Start of Given entries

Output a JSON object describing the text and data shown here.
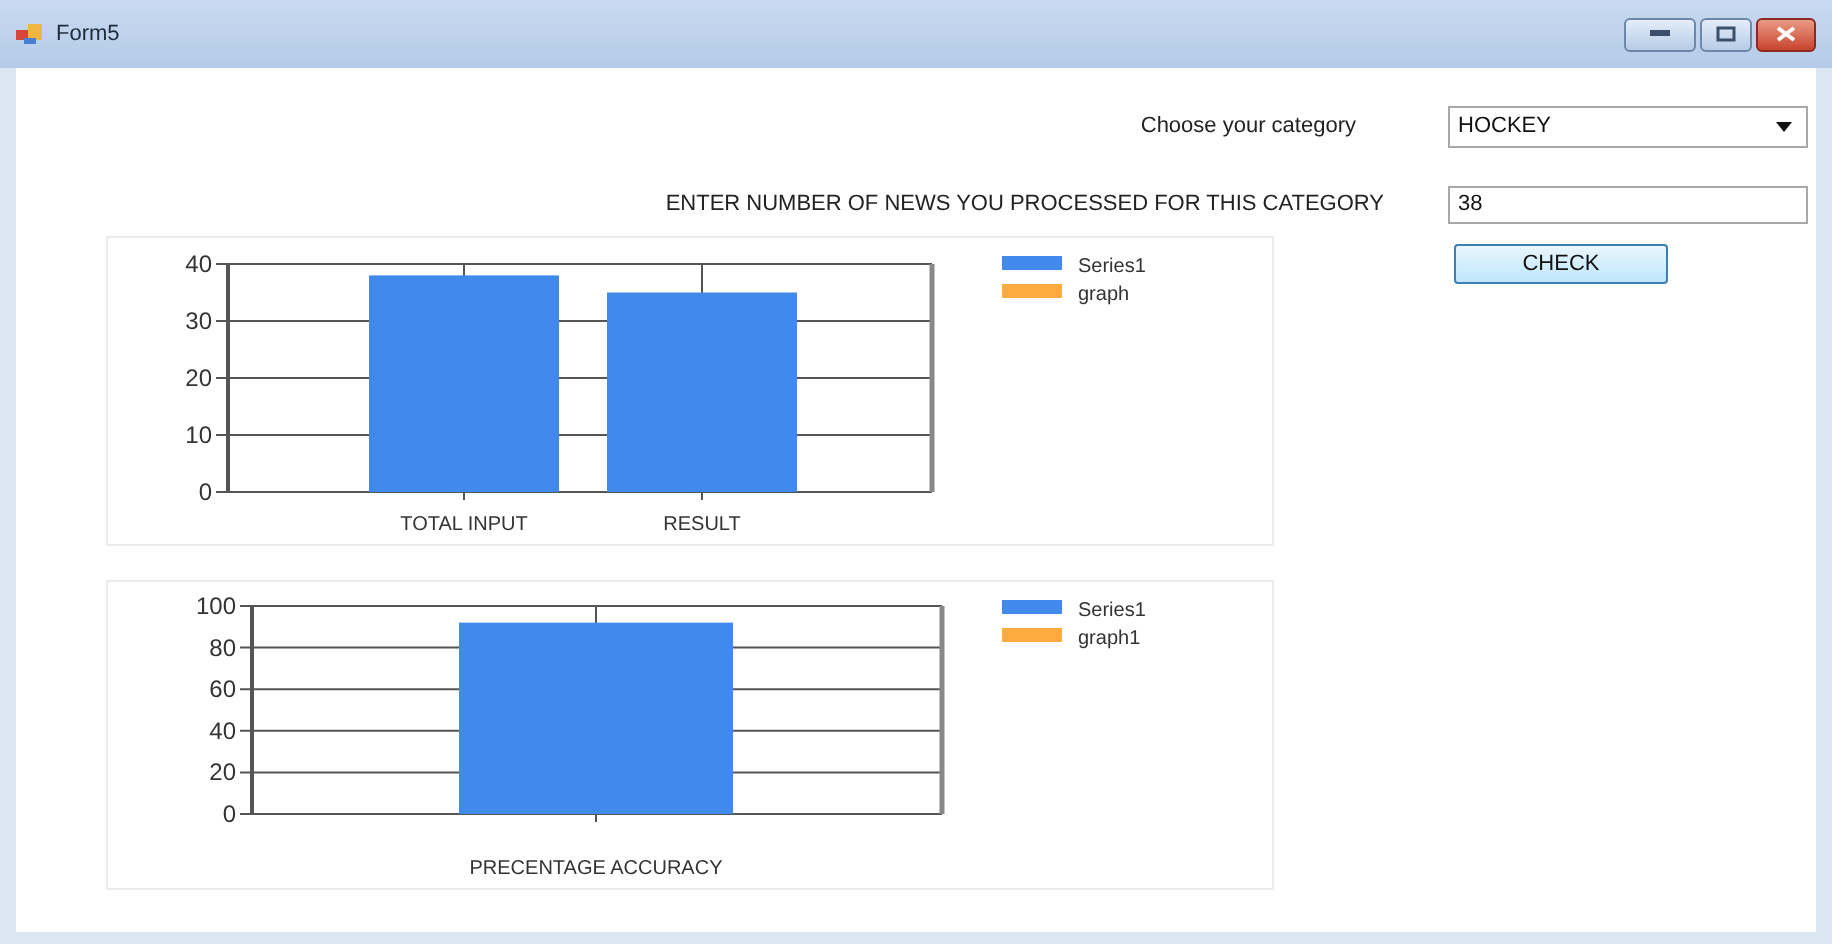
{
  "window": {
    "title": "Form5"
  },
  "category": {
    "label": "Choose your category",
    "value": "HOCKEY"
  },
  "news_count": {
    "label": "ENTER NUMBER OF NEWS YOU PROCESSED FOR THIS CATEGORY",
    "value": "38"
  },
  "check_button": {
    "label": "CHECK"
  },
  "charts": [
    {
      "chart_data": {
        "type": "bar",
        "categories": [
          "TOTAL INPUT",
          "RESULT"
        ],
        "series": [
          {
            "name": "Series1",
            "color": "#4189eb",
            "values": [
              38,
              35
            ]
          },
          {
            "name": "graph",
            "color": "#ffab40",
            "values": [
              null,
              null
            ]
          }
        ],
        "ylim": [
          0,
          40
        ],
        "yticks": [
          0,
          10,
          20,
          30,
          40
        ],
        "grid": true
      }
    },
    {
      "chart_data": {
        "type": "bar",
        "categories": [
          "PRECENTAGE ACCURACY"
        ],
        "series": [
          {
            "name": "Series1",
            "color": "#4189eb",
            "values": [
              92
            ]
          },
          {
            "name": "graph1",
            "color": "#ffab40",
            "values": [
              null
            ]
          }
        ],
        "ylim": [
          0,
          100
        ],
        "yticks": [
          0,
          20,
          40,
          60,
          80,
          100
        ],
        "grid": true
      }
    }
  ]
}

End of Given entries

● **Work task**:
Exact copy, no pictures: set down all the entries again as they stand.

● **Finished exercise**:
Output a JSON object describing the text and data shown here.
{
  "window": {
    "title": "Form5"
  },
  "category": {
    "label": "Choose your category",
    "value": "HOCKEY"
  },
  "news_count": {
    "label": "ENTER NUMBER OF NEWS YOU PROCESSED FOR THIS CATEGORY",
    "value": "38"
  },
  "check_button": {
    "label": "CHECK"
  },
  "charts": [
    {
      "chart_data": {
        "type": "bar",
        "categories": [
          "TOTAL INPUT",
          "RESULT"
        ],
        "series": [
          {
            "name": "Series1",
            "color": "#4189eb",
            "values": [
              38,
              35
            ]
          },
          {
            "name": "graph",
            "color": "#ffab40",
            "values": [
              null,
              null
            ]
          }
        ],
        "ylim": [
          0,
          40
        ],
        "yticks": [
          0,
          10,
          20,
          30,
          40
        ],
        "grid": true
      }
    },
    {
      "chart_data": {
        "type": "bar",
        "categories": [
          "PRECENTAGE ACCURACY"
        ],
        "series": [
          {
            "name": "Series1",
            "color": "#4189eb",
            "values": [
              92
            ]
          },
          {
            "name": "graph1",
            "color": "#ffab40",
            "values": [
              null
            ]
          }
        ],
        "ylim": [
          0,
          100
        ],
        "yticks": [
          0,
          20,
          40,
          60,
          80,
          100
        ],
        "grid": true
      }
    }
  ]
}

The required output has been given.